Locavore is a new book (if you read as slowly as I do) by Toronto food writer Sarah Elton ( CBC Radio’s Here & Now). It’s a good book — published locally without pesticides or antibiotics, low-fat and high in fibre — but the title could be misleading.
An herbivore (“a” herbivore? now there’s something to fight about) eats herbs, a carnivore mangia il roastbeef, an omnivore eats a family car “specially designed for India”. So I opened this book expecting to learn something about how to take nutritional advantage of people in my neighbourhood. Sure the Emersons are lovely people, but could they be an important part of my diet?
Turns out “cannibalism” isn’t even in the index. Locavore is about choosing, when the choice is there, to buy food that is produced closer to home.

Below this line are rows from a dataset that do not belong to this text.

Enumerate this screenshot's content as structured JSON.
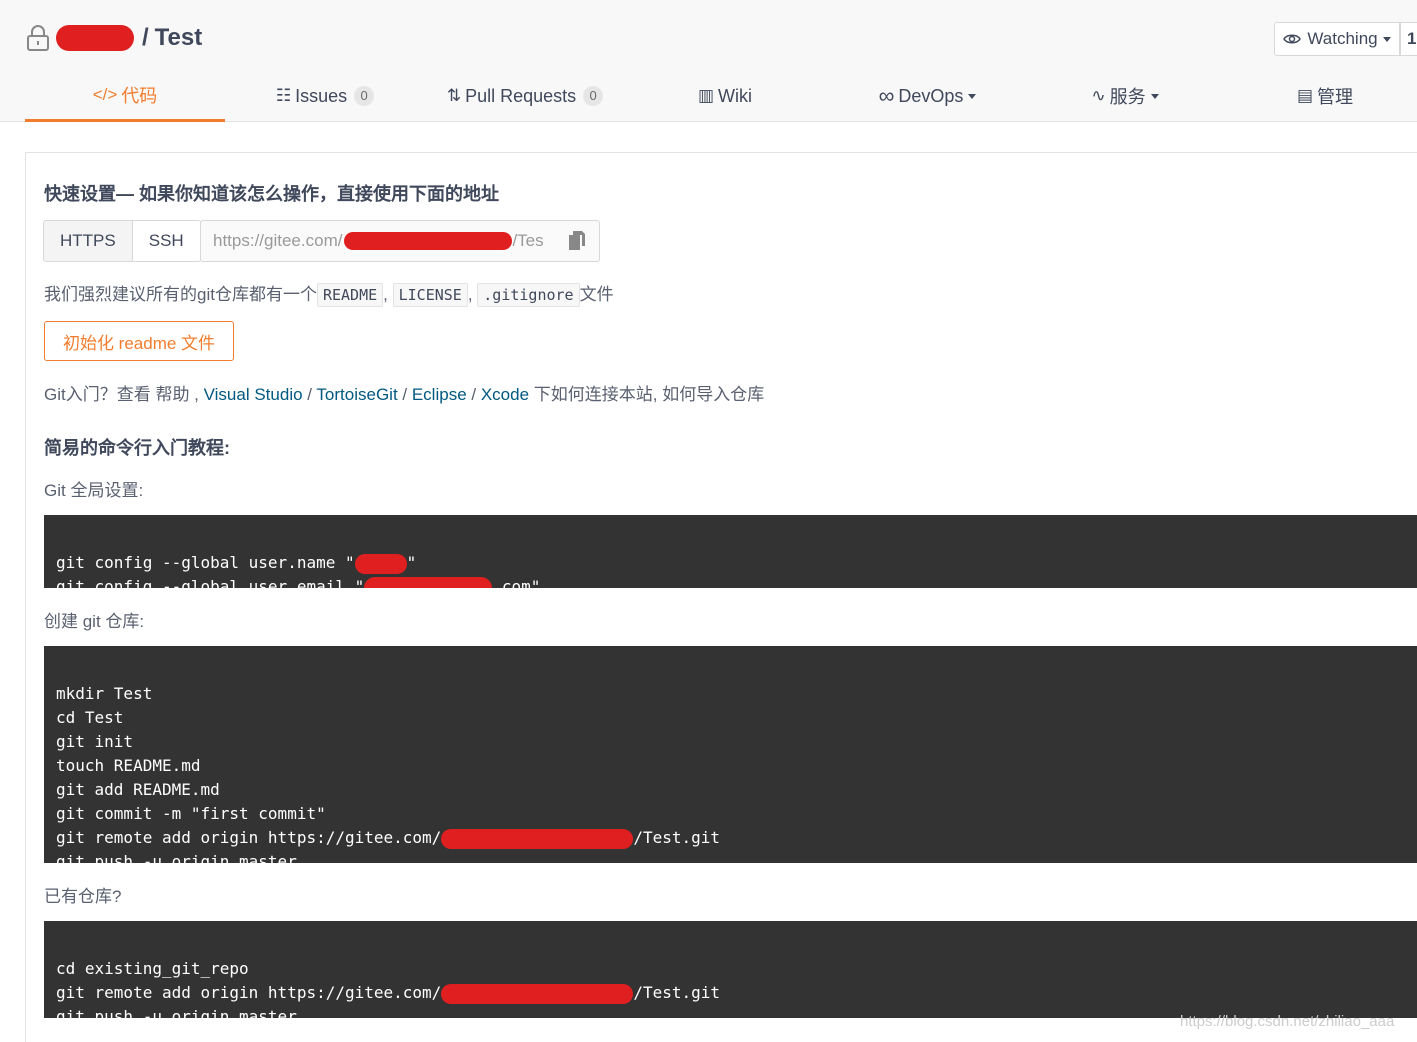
{
  "repo": {
    "name": "Test",
    "separator": "/"
  },
  "watch": {
    "label": "Watching",
    "count": "1"
  },
  "tabs": [
    {
      "icon": "</>",
      "label": "代码"
    },
    {
      "icon": "☷",
      "label": "Issues",
      "badge": "0"
    },
    {
      "icon": "⇅",
      "label": "Pull Requests",
      "badge": "0"
    },
    {
      "icon": "▥",
      "label": "Wiki"
    },
    {
      "icon": "∞",
      "label": "DevOps"
    },
    {
      "icon": "∿",
      "label": "服务"
    },
    {
      "icon": "▤",
      "label": "管理"
    }
  ],
  "quick_setup": {
    "title": "快速设置— 如果你知道该怎么操作，直接使用下面的地址",
    "protocols": [
      "HTTPS",
      "SSH"
    ],
    "url_prefix": "https://gitee.com/",
    "url_suffix": "/Tes"
  },
  "recommend": {
    "prefix": "我们强烈建议所有的git仓库都有一个",
    "files": [
      "README",
      "LICENSE",
      ".gitignore"
    ],
    "suffix": "文件"
  },
  "init_button": "初始化 readme 文件",
  "help": {
    "prefix": "Git入门？查看 帮助",
    "links": [
      "Visual Studio",
      "TortoiseGit",
      "Eclipse",
      "Xcode"
    ],
    "suffix_text": "下如何连接本站,",
    "import_link": "如何导入仓库"
  },
  "tutorial_title": "简易的命令行入门教程:",
  "global_label": "Git 全局设置:",
  "global_code": [
    "git config --global user.name \"",
    "git config --global user.email \""
  ],
  "global_tail": [
    "\"",
    ".com\""
  ],
  "create_label": "创建 git 仓库:",
  "create_code": [
    "mkdir Test",
    "cd Test",
    "git init",
    "touch README.md",
    "git add README.md",
    "git commit -m \"first commit\"",
    "git remote add origin https://gitee.com/",
    "git push -u origin master"
  ],
  "remote_tail": "/Test.git",
  "existing_label": "已有仓库?",
  "existing_code": [
    "cd existing_git_repo",
    "git remote add origin https://gitee.com/",
    "git push -u origin master"
  ],
  "watermark": "https://blog.csdn.net/zhiliao_aaa",
  "colors": {
    "accent": "#f27d2e",
    "link": "#005980",
    "code_bg": "#333333",
    "redact": "#e02020"
  }
}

Why is that such an important thing to do? Read it yourself, you lazy bugger!
Locavore, by Sarah Elton
My father remembers when bananas used to arrive only periodically. They would come off the boat in Saint John harbour and it would be an event. Now everyone expects bananas to be available everywhere, all the time. And they’d better be cheap.
Last winter I saw Chiquita bananas with a sticker that said “Guilt-free snacking”. I thought, Hooray! Chiquita has come a long way since it was known as the oppressive “United Fruit Company” Pablo Neruda wrote about. Then I thought, Wait a minute, this isn’t labelled Fairtrade.

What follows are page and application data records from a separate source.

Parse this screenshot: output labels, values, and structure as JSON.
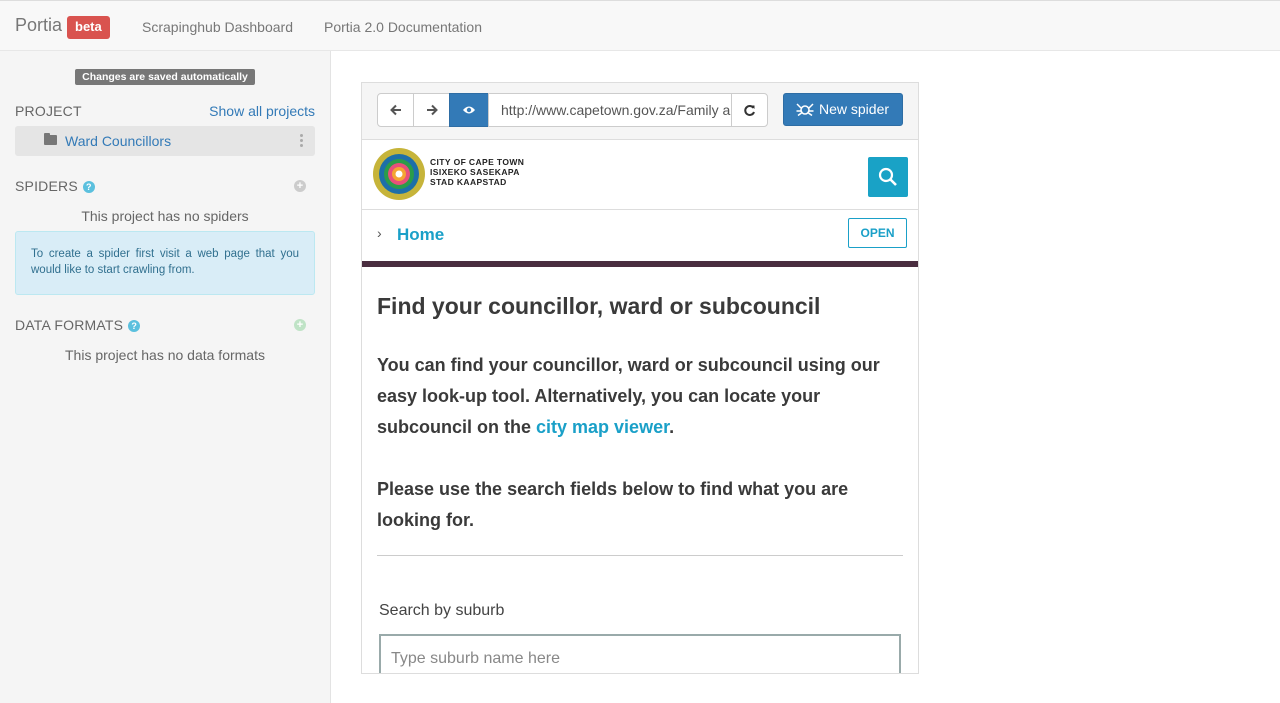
{
  "nav": {
    "brand": "Portia",
    "badge": "beta",
    "links": [
      "Scrapinghub Dashboard",
      "Portia 2.0 Documentation"
    ]
  },
  "sidebar": {
    "saved_notice": "Changes are saved automatically",
    "project_title": "PROJECT",
    "show_all": "Show all projects",
    "project_name": "Ward Councillors",
    "spiders_title": "SPIDERS",
    "spiders_empty": "This project has no spiders",
    "spiders_info": "To create a spider first visit a web page that you would like to start crawling from.",
    "formats_title": "DATA FORMATS",
    "formats_empty": "This project has no data formats"
  },
  "browser": {
    "url": "http://www.capetown.gov.za/Family and home/",
    "new_spider": "New spider"
  },
  "site": {
    "logo_lines": [
      "CITY OF CAPE TOWN",
      "ISIXEKO SASEKAPA",
      "STAD KAAPSTAD"
    ],
    "breadcrumb": "Home",
    "open_label": "OPEN",
    "heading": "Find your councillor, ward or subcouncil",
    "para1": "You can find your councillor, ward or subcouncil using our easy look-up tool. Alternatively, you can locate your subcouncil on the ",
    "para1_link": "city map viewer",
    "para1_end": ".",
    "para2": "Please use the search fields below to find what you are looking for.",
    "search_label": "Search by suburb",
    "search_placeholder": "Type suburb name here"
  },
  "colors": {
    "beta_badge": "#d9534f",
    "primary": "#337ab7",
    "site_accent": "#1aa0c8",
    "site_bar": "#4a2d3f"
  }
}
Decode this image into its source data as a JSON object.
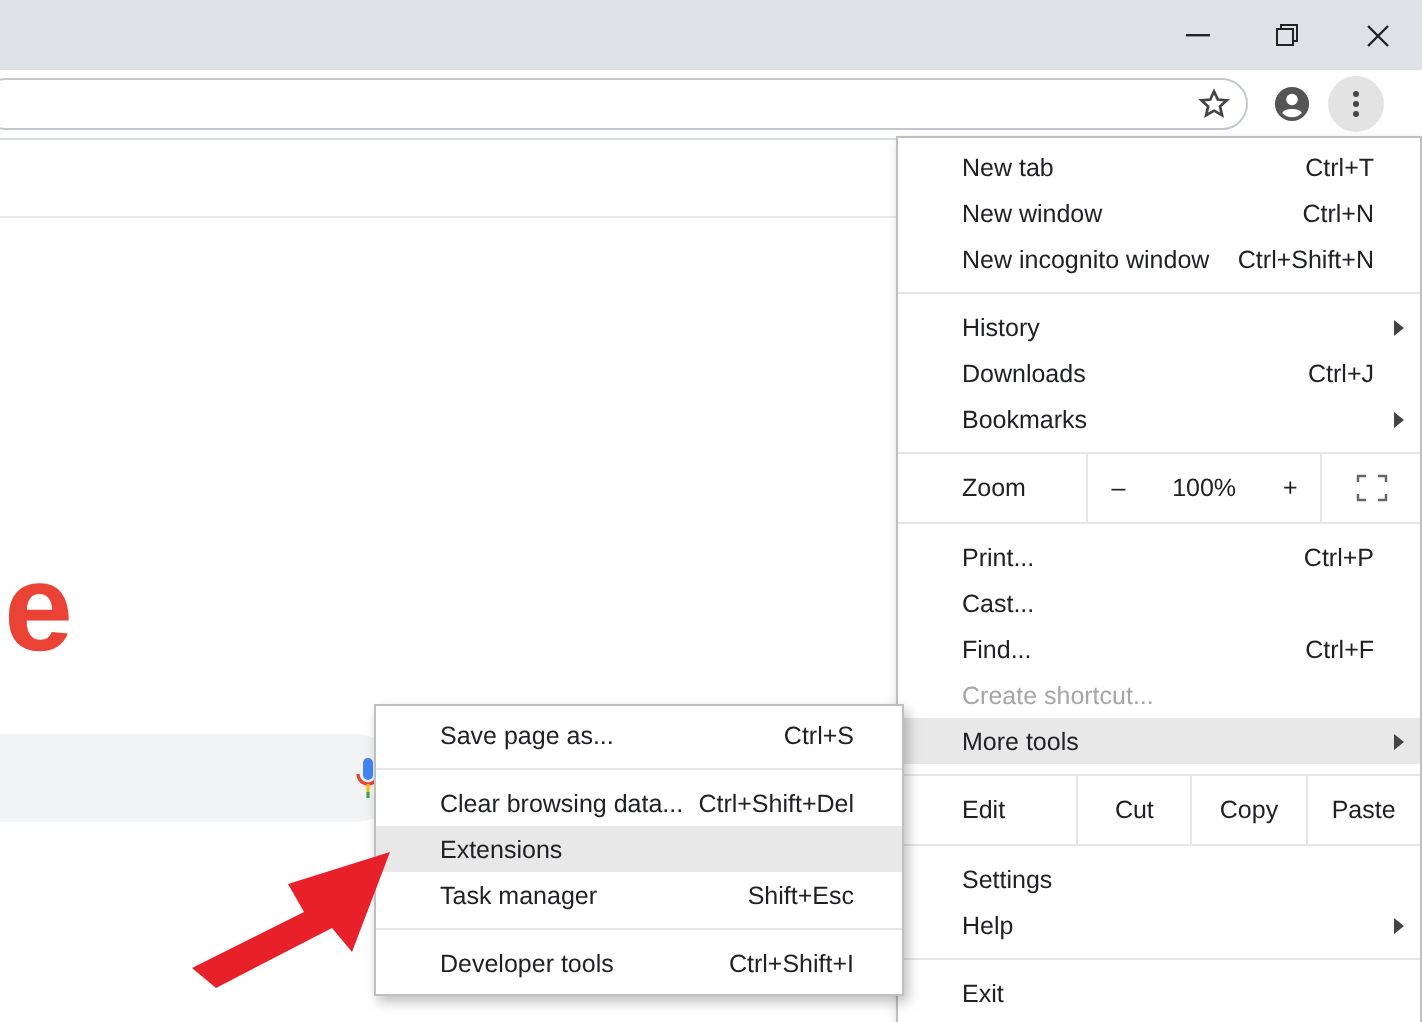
{
  "page": {
    "logo_text": "e"
  },
  "menu": {
    "groups": [
      {
        "items": [
          {
            "kind": "item",
            "label": "New tab",
            "shortcut": "Ctrl+T",
            "submenu": false,
            "disabled": false,
            "selected": false
          },
          {
            "kind": "item",
            "label": "New window",
            "shortcut": "Ctrl+N",
            "submenu": false,
            "disabled": false,
            "selected": false
          },
          {
            "kind": "item",
            "label": "New incognito window",
            "shortcut": "Ctrl+Shift+N",
            "submenu": false,
            "disabled": false,
            "selected": false
          }
        ]
      },
      {
        "items": [
          {
            "kind": "item",
            "label": "History",
            "submenu": true,
            "disabled": false,
            "selected": false
          },
          {
            "kind": "item",
            "label": "Downloads",
            "shortcut": "Ctrl+J",
            "submenu": false,
            "disabled": false,
            "selected": false
          },
          {
            "kind": "item",
            "label": "Bookmarks",
            "submenu": true,
            "disabled": false,
            "selected": false
          }
        ]
      },
      {
        "items": [
          {
            "kind": "zoom",
            "label": "Zoom",
            "minus": "–",
            "value": "100%",
            "plus": "+"
          }
        ]
      },
      {
        "items": [
          {
            "kind": "item",
            "label": "Print...",
            "shortcut": "Ctrl+P",
            "submenu": false,
            "disabled": false,
            "selected": false
          },
          {
            "kind": "item",
            "label": "Cast...",
            "submenu": false,
            "disabled": false,
            "selected": false
          },
          {
            "kind": "item",
            "label": "Find...",
            "shortcut": "Ctrl+F",
            "submenu": false,
            "disabled": false,
            "selected": false
          },
          {
            "kind": "item",
            "label": "Create shortcut...",
            "submenu": false,
            "disabled": true,
            "selected": false
          },
          {
            "kind": "item",
            "label": "More tools",
            "submenu": true,
            "disabled": false,
            "selected": true
          }
        ]
      },
      {
        "items": [
          {
            "kind": "edit",
            "label": "Edit",
            "buttons": [
              "Cut",
              "Copy",
              "Paste"
            ]
          }
        ]
      },
      {
        "items": [
          {
            "kind": "item",
            "label": "Settings",
            "submenu": false,
            "disabled": false,
            "selected": false
          },
          {
            "kind": "item",
            "label": "Help",
            "submenu": true,
            "disabled": false,
            "selected": false
          }
        ]
      },
      {
        "items": [
          {
            "kind": "item",
            "label": "Exit",
            "submenu": false,
            "disabled": false,
            "selected": false
          }
        ]
      }
    ]
  },
  "submenu": {
    "groups": [
      {
        "items": [
          {
            "kind": "item",
            "label": "Save page as...",
            "shortcut": "Ctrl+S",
            "submenu": false,
            "disabled": false,
            "selected": false
          }
        ]
      },
      {
        "items": [
          {
            "kind": "item",
            "label": "Clear browsing data...",
            "shortcut": "Ctrl+Shift+Del",
            "submenu": false,
            "disabled": false,
            "selected": false
          },
          {
            "kind": "item",
            "label": "Extensions",
            "submenu": false,
            "disabled": false,
            "selected": true
          },
          {
            "kind": "item",
            "label": "Task manager",
            "shortcut": "Shift+Esc",
            "submenu": false,
            "disabled": false,
            "selected": false
          }
        ]
      },
      {
        "items": [
          {
            "kind": "item",
            "label": "Developer tools",
            "shortcut": "Ctrl+Shift+I",
            "submenu": false,
            "disabled": false,
            "selected": false
          }
        ]
      }
    ]
  }
}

Of course, “guilt-free” didn’t mean “no blood on your hands”, it meant “not detrimental to your well-being”. Far from guilt-free. Most supermarket bananas are the fruits of corporate malice. Buy bananas that really are guilt-free or do without.
Corporations on Trial: The Banana Murders
Filed under fair trade, food